For this exercise, please return exactly the line containing "What data populates" and each line after it through the end of the records, with no pictures included.

+++ Material to process

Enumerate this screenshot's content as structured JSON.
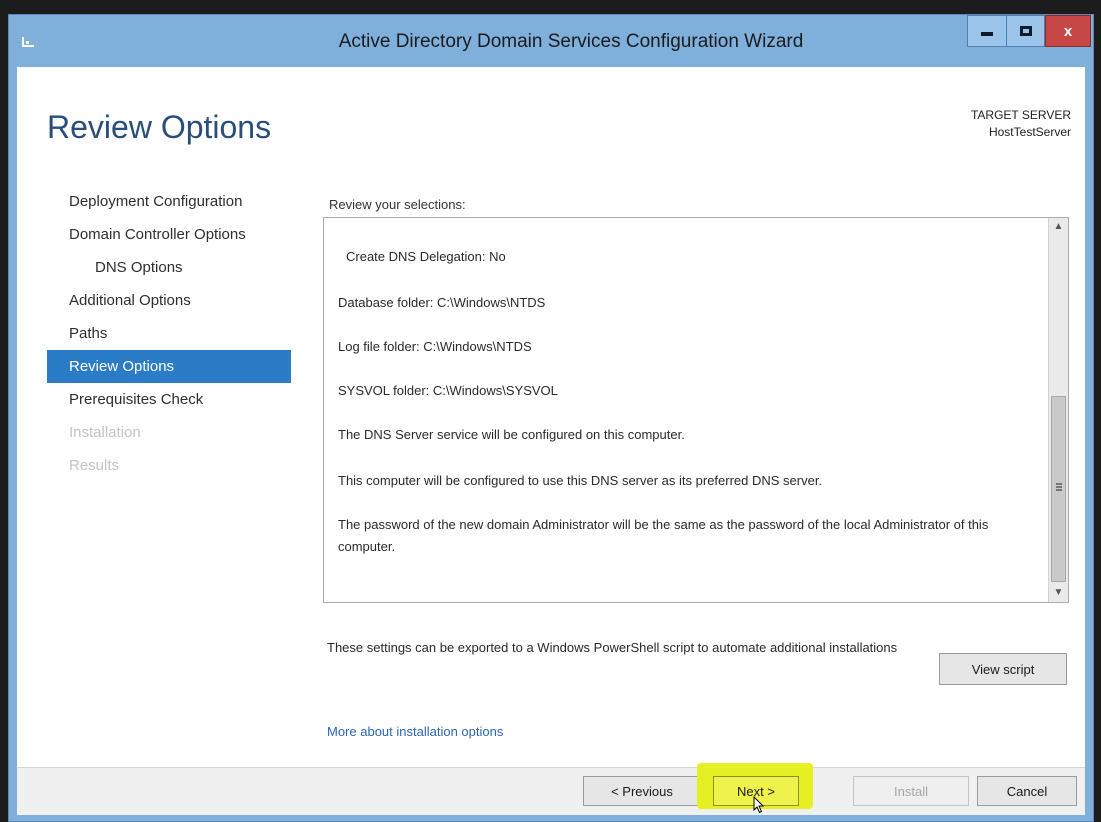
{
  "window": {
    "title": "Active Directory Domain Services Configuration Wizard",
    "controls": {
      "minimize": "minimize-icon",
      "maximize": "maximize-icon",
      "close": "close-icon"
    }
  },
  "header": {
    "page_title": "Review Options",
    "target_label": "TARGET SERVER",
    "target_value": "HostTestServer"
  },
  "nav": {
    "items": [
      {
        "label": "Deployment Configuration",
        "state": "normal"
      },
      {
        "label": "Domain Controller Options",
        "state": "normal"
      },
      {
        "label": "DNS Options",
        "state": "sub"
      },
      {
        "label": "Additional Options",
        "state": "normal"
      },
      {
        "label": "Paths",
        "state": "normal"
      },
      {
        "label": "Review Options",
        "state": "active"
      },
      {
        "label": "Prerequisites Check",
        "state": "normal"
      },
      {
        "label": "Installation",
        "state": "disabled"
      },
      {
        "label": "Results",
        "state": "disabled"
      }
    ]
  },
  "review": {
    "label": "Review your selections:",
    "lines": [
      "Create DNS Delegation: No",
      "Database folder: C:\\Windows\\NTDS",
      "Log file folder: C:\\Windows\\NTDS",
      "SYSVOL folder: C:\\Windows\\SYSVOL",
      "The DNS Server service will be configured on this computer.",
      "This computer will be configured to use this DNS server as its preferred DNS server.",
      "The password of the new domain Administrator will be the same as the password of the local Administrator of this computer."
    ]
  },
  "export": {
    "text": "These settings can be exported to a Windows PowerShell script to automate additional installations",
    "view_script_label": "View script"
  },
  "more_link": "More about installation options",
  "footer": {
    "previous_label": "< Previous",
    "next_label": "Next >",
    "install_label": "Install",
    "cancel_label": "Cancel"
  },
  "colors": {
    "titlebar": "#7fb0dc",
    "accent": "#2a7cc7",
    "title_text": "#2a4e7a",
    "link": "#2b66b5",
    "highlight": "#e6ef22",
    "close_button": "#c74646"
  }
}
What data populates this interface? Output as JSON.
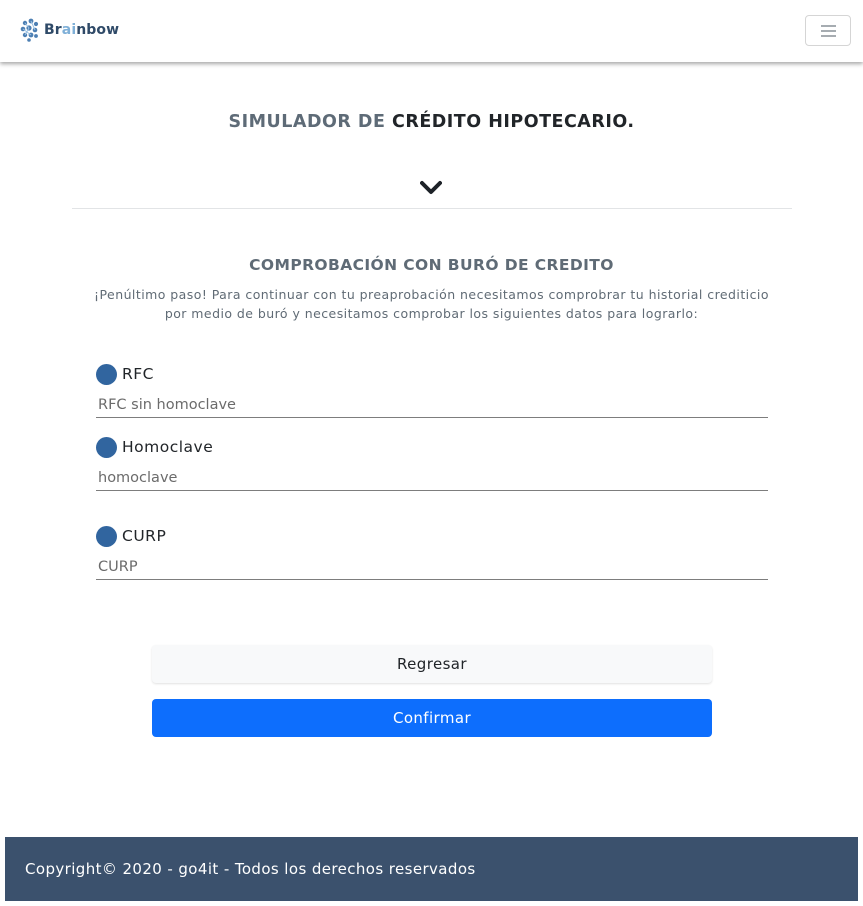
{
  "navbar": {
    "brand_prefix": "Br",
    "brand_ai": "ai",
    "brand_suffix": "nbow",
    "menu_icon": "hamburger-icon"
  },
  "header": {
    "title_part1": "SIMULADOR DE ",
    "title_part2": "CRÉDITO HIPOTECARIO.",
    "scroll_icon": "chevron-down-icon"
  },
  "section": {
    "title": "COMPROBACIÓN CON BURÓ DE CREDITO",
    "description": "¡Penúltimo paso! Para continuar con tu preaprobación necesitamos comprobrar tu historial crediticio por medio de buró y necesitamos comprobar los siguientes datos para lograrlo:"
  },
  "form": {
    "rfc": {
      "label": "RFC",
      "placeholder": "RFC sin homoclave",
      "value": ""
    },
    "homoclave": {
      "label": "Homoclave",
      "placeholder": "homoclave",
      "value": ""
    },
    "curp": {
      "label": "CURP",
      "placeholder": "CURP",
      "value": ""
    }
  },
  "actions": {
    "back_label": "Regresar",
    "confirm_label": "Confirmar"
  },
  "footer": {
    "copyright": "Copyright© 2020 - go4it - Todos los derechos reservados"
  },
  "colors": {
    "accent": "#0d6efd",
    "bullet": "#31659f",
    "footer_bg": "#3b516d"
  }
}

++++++

Finished exercise:
What data populates this interface? Output as JSON.
{
  "navbar": {
    "brand_prefix": "Br",
    "brand_ai": "ai",
    "brand_suffix": "nbow",
    "menu_icon": "hamburger-icon"
  },
  "header": {
    "title_part1": "SIMULADOR DE ",
    "title_part2": "CRÉDITO HIPOTECARIO.",
    "scroll_icon": "chevron-down-icon"
  },
  "section": {
    "title": "COMPROBACIÓN CON BURÓ DE CREDITO",
    "description": "¡Penúltimo paso! Para continuar con tu preaprobación necesitamos comprobrar tu historial crediticio por medio de buró y necesitamos comprobar los siguientes datos para lograrlo:"
  },
  "form": {
    "rfc": {
      "label": "RFC",
      "placeholder": "RFC sin homoclave",
      "value": ""
    },
    "homoclave": {
      "label": "Homoclave",
      "placeholder": "homoclave",
      "value": ""
    },
    "curp": {
      "label": "CURP",
      "placeholder": "CURP",
      "value": ""
    }
  },
  "actions": {
    "back_label": "Regresar",
    "confirm_label": "Confirmar"
  },
  "footer": {
    "copyright": "Copyright© 2020 - go4it - Todos los derechos reservados"
  },
  "colors": {
    "accent": "#0d6efd",
    "bullet": "#31659f",
    "footer_bg": "#3b516d"
  }
}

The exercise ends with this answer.